Write out each entry again. Keep every word exactly as it is.

Supplied records:
____________

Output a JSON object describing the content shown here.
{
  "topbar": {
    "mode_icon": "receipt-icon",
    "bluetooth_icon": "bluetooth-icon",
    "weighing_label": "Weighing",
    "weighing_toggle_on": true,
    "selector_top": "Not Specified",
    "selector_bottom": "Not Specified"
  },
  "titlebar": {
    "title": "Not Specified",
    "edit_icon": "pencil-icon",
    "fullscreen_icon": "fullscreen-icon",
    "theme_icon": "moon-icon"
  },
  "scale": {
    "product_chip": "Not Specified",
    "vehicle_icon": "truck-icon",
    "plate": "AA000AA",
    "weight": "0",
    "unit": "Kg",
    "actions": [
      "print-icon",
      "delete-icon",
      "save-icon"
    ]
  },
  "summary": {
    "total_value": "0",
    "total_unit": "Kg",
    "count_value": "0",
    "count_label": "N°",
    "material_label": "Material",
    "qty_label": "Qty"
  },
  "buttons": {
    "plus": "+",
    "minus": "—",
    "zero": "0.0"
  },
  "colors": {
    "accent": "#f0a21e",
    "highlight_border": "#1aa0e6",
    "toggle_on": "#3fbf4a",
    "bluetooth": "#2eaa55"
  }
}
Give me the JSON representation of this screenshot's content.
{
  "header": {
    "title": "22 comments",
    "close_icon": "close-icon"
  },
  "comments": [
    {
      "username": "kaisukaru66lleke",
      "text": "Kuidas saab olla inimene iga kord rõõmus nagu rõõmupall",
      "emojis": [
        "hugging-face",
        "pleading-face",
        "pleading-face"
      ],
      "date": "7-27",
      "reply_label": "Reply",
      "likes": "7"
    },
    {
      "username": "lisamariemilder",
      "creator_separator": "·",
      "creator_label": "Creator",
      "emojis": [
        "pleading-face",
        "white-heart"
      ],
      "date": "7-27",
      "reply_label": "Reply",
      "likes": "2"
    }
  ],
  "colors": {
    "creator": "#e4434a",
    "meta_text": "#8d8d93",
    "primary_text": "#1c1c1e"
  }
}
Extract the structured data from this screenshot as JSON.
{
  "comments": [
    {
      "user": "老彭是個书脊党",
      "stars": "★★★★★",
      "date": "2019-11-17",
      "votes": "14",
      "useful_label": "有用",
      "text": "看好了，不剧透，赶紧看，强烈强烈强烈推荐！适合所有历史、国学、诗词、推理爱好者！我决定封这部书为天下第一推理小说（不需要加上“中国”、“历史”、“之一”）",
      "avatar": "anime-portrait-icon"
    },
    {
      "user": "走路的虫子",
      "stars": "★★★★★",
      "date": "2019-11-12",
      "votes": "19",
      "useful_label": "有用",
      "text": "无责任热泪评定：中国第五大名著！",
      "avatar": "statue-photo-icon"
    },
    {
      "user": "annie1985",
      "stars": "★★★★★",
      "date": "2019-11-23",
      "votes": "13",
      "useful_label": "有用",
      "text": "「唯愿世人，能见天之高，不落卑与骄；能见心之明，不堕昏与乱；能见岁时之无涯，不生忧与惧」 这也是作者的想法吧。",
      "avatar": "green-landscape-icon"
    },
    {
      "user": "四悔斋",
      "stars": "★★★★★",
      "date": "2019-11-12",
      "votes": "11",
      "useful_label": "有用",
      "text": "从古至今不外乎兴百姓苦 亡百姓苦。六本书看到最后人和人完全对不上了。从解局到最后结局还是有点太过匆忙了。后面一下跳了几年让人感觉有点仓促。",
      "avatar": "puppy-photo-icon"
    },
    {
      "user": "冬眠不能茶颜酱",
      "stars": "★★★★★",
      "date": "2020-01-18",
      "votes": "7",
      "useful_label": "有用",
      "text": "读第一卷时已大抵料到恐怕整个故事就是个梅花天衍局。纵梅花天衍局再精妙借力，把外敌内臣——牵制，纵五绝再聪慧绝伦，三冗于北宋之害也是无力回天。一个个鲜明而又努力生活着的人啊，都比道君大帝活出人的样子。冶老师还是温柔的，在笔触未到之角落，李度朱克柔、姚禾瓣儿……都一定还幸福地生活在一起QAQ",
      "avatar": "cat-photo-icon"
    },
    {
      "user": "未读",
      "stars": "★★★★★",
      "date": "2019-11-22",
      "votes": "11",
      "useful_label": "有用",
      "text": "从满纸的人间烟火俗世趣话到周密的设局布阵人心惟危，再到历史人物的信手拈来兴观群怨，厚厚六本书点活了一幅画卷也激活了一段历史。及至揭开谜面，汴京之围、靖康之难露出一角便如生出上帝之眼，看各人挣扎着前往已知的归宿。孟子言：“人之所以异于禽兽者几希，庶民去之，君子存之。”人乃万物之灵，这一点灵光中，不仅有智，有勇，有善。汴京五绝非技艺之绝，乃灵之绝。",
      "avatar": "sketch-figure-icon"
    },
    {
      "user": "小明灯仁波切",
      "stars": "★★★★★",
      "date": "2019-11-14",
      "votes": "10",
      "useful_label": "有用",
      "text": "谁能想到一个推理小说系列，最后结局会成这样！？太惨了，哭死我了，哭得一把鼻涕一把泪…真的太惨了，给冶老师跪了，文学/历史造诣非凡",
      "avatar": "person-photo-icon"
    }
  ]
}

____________

Your solution:
Output a JSON object describing the content shown here.
{
  "topbar": {
    "mode_icon": "receipt-icon",
    "bluetooth_icon": "bluetooth-icon",
    "weighing_label": "Weighing",
    "weighing_toggle_on": true,
    "selector_top": "Not Specified",
    "selector_bottom": "Not Specified"
  },
  "titlebar": {
    "title": "Not Specified",
    "edit_icon": "pencil-icon",
    "fullscreen_icon": "fullscreen-icon",
    "theme_icon": "moon-icon"
  },
  "scale": {
    "product_chip": "Not Specified",
    "vehicle_icon": "truck-icon",
    "plate": "AA000AA",
    "weight": "0",
    "unit": "Kg",
    "actions": [
      "print-icon",
      "delete-icon",
      "save-icon"
    ]
  },
  "summary": {
    "total_value": "0",
    "total_unit": "Kg",
    "count_value": "0",
    "count_label": "N°",
    "material_label": "Material",
    "qty_label": "Qty"
  },
  "buttons": {
    "plus": "+",
    "minus": "—",
    "zero": "0.0"
  },
  "colors": {
    "accent": "#f0a21e",
    "highlight_border": "#1aa0e6",
    "toggle_on": "#3fbf4a",
    "bluetooth": "#2eaa55"
  }
}
Give me the JSON representation of this screenshot's content.
{
  "header": {
    "title": "22 comments",
    "close_icon": "close-icon"
  },
  "comments": [
    {
      "username": "kaisukaru66lleke",
      "text": "Kuidas saab olla inimene iga kord rõõmus nagu rõõmupall",
      "emojis": [
        "hugging-face",
        "pleading-face",
        "pleading-face"
      ],
      "date": "7-27",
      "reply_label": "Reply",
      "likes": "7"
    },
    {
      "username": "lisamariemilder",
      "creator_separator": "·",
      "creator_label": "Creator",
      "emojis": [
        "pleading-face",
        "white-heart"
      ],
      "date": "7-27",
      "reply_label": "Reply",
      "likes": "2"
    }
  ],
  "colors": {
    "creator": "#e4434a",
    "meta_text": "#8d8d93",
    "primary_text": "#1c1c1e"
  }
}
Extract the structured data from this screenshot as JSON.
{
  "comments": [
    {
      "user": "老彭是個书脊党",
      "stars": "★★★★★",
      "date": "2019-11-17",
      "votes": "14",
      "useful_label": "有用",
      "text": "看好了，不剧透，赶紧看，强烈强烈强烈推荐！适合所有历史、国学、诗词、推理爱好者！我决定封这部书为天下第一推理小说（不需要加上“中国”、“历史”、“之一”）",
      "avatar": "anime-portrait-icon"
    },
    {
      "user": "走路的虫子",
      "stars": "★★★★★",
      "date": "2019-11-12",
      "votes": "19",
      "useful_label": "有用",
      "text": "无责任热泪评定：中国第五大名著！",
      "avatar": "statue-photo-icon"
    },
    {
      "user": "annie1985",
      "stars": "★★★★★",
      "date": "2019-11-23",
      "votes": "13",
      "useful_label": "有用",
      "text": "「唯愿世人，能见天之高，不落卑与骄；能见心之明，不堕昏与乱；能见岁时之无涯，不生忧与惧」 这也是作者的想法吧。",
      "avatar": "green-landscape-icon"
    },
    {
      "user": "四悔斋",
      "stars": "★★★★★",
      "date": "2019-11-12",
      "votes": "11",
      "useful_label": "有用",
      "text": "从古至今不外乎兴百姓苦 亡百姓苦。六本书看到最后人和人完全对不上了。从解局到最后结局还是有点太过匆忙了。后面一下跳了几年让人感觉有点仓促。",
      "avatar": "puppy-photo-icon"
    },
    {
      "user": "冬眠不能茶颜酱",
      "stars": "★★★★★",
      "date": "2020-01-18",
      "votes": "7",
      "useful_label": "有用",
      "text": "读第一卷时已大抵料到恐怕整个故事就是个梅花天衍局。纵梅花天衍局再精妙借力，把外敌内臣——牵制，纵五绝再聪慧绝伦，三冗于北宋之害也是无力回天。一个个鲜明而又努力生活着的人啊，都比道君大帝活出人的样子。冶老师还是温柔的，在笔触未到之角落，李度朱克柔、姚禾瓣儿……都一定还幸福地生活在一起QAQ",
      "avatar": "cat-photo-icon"
    },
    {
      "user": "未读",
      "stars": "★★★★★",
      "date": "2019-11-22",
      "votes": "11",
      "useful_label": "有用",
      "text": "从满纸的人间烟火俗世趣话到周密的设局布阵人心惟危，再到历史人物的信手拈来兴观群怨，厚厚六本书点活了一幅画卷也激活了一段历史。及至揭开谜面，汴京之围、靖康之难露出一角便如生出上帝之眼，看各人挣扎着前往已知的归宿。孟子言：“人之所以异于禽兽者几希，庶民去之，君子存之。”人乃万物之灵，这一点灵光中，不仅有智，有勇，有善。汴京五绝非技艺之绝，乃灵之绝。",
      "avatar": "sketch-figure-icon"
    },
    {
      "user": "小明灯仁波切",
      "stars": "★★★★★",
      "date": "2019-11-14",
      "votes": "10",
      "useful_label": "有用",
      "text": "谁能想到一个推理小说系列，最后结局会成这样！？太惨了，哭死我了，哭得一把鼻涕一把泪…真的太惨了，给冶老师跪了，文学/历史造诣非凡",
      "avatar": "person-photo-icon"
    }
  ]
}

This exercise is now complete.